The 2013 F1 season started with a surprise as Kimi Raikkonen claimed victory in Melbourne, Australia.
The Finnish driver tore up the record books as he came from seventh on the grid to take victory, his second since his return to F1 last year.
The Lotus driver managed to make his tyres last longer, doing only two stops, as he beat Fernando Alonso and triple world champion Sebastian Vettel, on a long day for F1.
With yesterday wiping out qualifying sessions two and three, this morning saw Vettel take pole from teammate Mark Webber.
With Lewis Hamilton taking third in his apparent inferior Mercedes it appeared normality would be restored with a comfortable win for Vettel.
But F1 has built a reputation in recent seasons to offer unpredictability and that it did.
A total of eight drivers, including the returning Force India driver Adrian Sutil, led the Grand Prix during the course of 58 laps.
Vettel took the lead but as Webber fell back, it was the Ferrari combo of Alonso and Felipe Massa that offered the greatest threat, with Raikkonen and Hamilton behind.
The tyres have become a talking point again and multiple racers came in early, with the three stop strategy an obvious choice.
Yet the Lotus under Raikkonen looked easy on their tyres and although he came in with the Ferrari’s his tyres were not shredded.
As the leading three moved away, Raikkonen’s careful driving was coming to the fore; he was on a two stopper.
The 2007 champion was able to keep his tyres and times consistent and although was at times not the fastest on the track, never more than half a second off the pace.
Behind him, Alonso got ahead of Vettel at the stops but it was Hamilton who, also on two stops, looked dangerous before his late unscheduled third stop put him back in fifth.
Mclaren will however want to put this race behind them as quick as possible with only Jenson Button’s ninth place consolation for an awful weekend.
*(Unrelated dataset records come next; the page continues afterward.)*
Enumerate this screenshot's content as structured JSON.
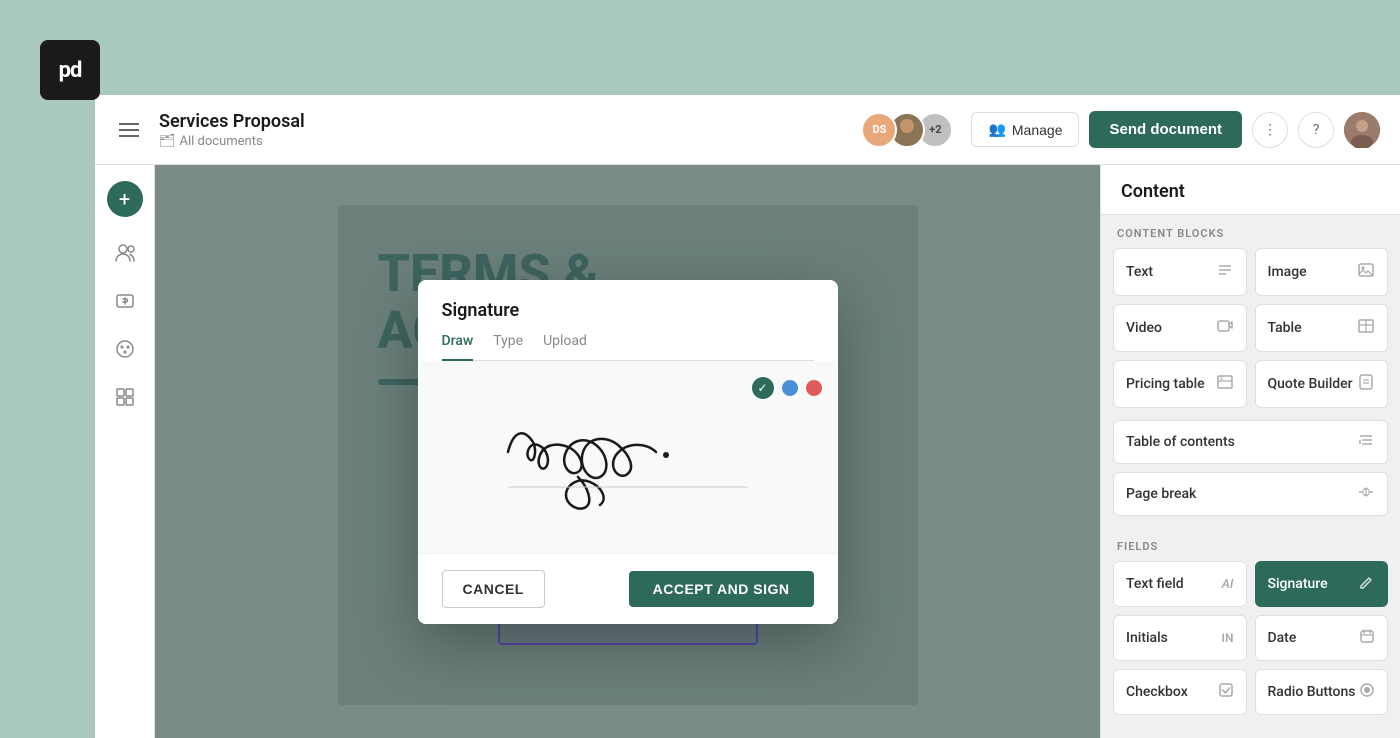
{
  "logo": {
    "text": "pd"
  },
  "header": {
    "menu_label": "menu",
    "title": "Services Proposal",
    "breadcrumb": "All documents",
    "avatars": [
      {
        "initials": "DS",
        "type": "initials"
      },
      {
        "type": "photo"
      },
      {
        "count": "+2",
        "type": "count"
      }
    ],
    "manage_label": "Manage",
    "send_label": "Send document",
    "more_icon": "⋮",
    "help_icon": "?",
    "user_avatar": "user"
  },
  "toolbar": {
    "add_icon": "+",
    "icons": [
      "people",
      "dollar",
      "grid",
      "palette"
    ]
  },
  "document": {
    "heading_line1": "TERMS &",
    "heading_line2": "AGREE"
  },
  "right_panel": {
    "title": "Content",
    "section_content_blocks": "CONTENT BLOCKS",
    "section_fields": "FIELDS",
    "blocks": [
      {
        "label": "Text",
        "icon": "≡"
      },
      {
        "label": "Image",
        "icon": "⊞"
      },
      {
        "label": "Video",
        "icon": "▶"
      },
      {
        "label": "Table",
        "icon": "⊟"
      },
      {
        "label": "Pricing table",
        "icon": "$≡"
      },
      {
        "label": "Quote Builder",
        "icon": "🏷"
      },
      {
        "label": "Table of contents",
        "icon": "≡"
      },
      {
        "label": "Page break",
        "icon": "✂"
      }
    ],
    "fields": [
      {
        "label": "Text field",
        "icon": "AI",
        "active": false
      },
      {
        "label": "Signature",
        "icon": "✏",
        "active": true
      },
      {
        "label": "Initials",
        "icon": "IN",
        "active": false
      },
      {
        "label": "Date",
        "icon": "📅",
        "active": false
      },
      {
        "label": "Checkbox",
        "icon": "☑",
        "active": false
      },
      {
        "label": "Radio Buttons",
        "icon": "⊙",
        "active": false
      }
    ]
  },
  "modal": {
    "title": "Signature",
    "tabs": [
      "Draw",
      "Type",
      "Upload"
    ],
    "active_tab": "Draw",
    "cancel_label": "CANCEL",
    "accept_label": "ACCEPT AND SIGN"
  }
}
But back to the winner who looked every bit a champion on today’s performance and will a lot of stopping as currently is a master of the tyres.